Tray maps at SW Florida Children's Hospital help illustrate proper portion sizes and meal balance.
Most pediatric hospitals consider nutrition education and healthy food choices to be an ideal that must take a back seat to the immediate concerns of getting sick children to eat enough to nourish their frail bodies. But the high cost of bad nutrition—especially as manifested in the ballooning population of obese American youngsters—has some pediatric institutions feeling a responsibility to add nutrition education to their dietetic mission.
The question, of course, is how. Browbeating sick children into eating their veggies is certainly a non-starter, and in any case most younger patients are not sophisticated enough to learn more than the barest outlines of sound nutrition in the course of the average hospital stay, which is only a few days.
At the Children's Hospital of Southwest Florida, a unit of the Lee Memorial Health System, the Food & Nutrition Department and an interdisciplinary team that drew participants from the clinical staff, marketing and administration, was challenged a few years ago to come up with a workable solution.
What they designed in response is a room service patient meal ordering system integrated with a five-step process using verbal, written and visual clues to stimulate and educate children about how to eat wisely. The menu choices available to regular-diet patients emphasize low-fat, high-fiber components (nothing is fried). There are alternate menus for children on bland, carbohydrate-controlled and high-calorie/high-protein diets. Take-home materials include large, colorful refrigerators magnets featuring the appropriate diet as well as a recipe booklet for making simple child-friendly treats ("Chocolate Spiders," "Peanut Butter Caterpillars," etc.)

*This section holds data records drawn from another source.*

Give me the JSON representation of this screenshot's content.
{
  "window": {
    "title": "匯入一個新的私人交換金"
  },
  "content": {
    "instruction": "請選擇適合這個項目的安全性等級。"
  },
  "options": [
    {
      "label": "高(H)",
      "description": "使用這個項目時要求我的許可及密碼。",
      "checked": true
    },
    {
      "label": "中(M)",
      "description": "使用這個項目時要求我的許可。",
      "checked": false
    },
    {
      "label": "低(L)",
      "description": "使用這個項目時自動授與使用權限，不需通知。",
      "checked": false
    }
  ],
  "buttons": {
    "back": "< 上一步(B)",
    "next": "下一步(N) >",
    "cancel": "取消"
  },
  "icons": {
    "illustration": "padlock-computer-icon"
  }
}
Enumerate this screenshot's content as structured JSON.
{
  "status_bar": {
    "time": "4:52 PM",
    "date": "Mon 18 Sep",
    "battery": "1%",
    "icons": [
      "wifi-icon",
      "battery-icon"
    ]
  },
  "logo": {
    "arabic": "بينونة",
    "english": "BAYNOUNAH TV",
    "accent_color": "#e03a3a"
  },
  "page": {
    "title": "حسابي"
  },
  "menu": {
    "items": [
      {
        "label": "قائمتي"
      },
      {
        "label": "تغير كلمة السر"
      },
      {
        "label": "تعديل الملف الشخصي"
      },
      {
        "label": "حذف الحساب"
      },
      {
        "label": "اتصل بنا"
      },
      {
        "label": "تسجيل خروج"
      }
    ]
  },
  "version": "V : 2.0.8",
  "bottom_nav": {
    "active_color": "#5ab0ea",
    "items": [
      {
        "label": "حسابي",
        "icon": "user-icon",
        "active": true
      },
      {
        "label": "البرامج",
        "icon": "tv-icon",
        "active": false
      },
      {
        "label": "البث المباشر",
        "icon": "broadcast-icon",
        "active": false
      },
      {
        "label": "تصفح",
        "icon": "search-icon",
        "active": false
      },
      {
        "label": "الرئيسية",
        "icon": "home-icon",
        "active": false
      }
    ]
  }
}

The in-room menu (which won an FM Best Concepts Award earlier this year—see the April issue) is colorful, fun and age-appropriate. Its "explorer" theme is mirrored by the dietary assistants who interact with patients. Dressed in safari attire (the inspiration is the popular children's television program Dora the Explorer), the assistants take meal ordering occasions to gently reinforce nutritional messages through use of the puzzles and games included in the menu.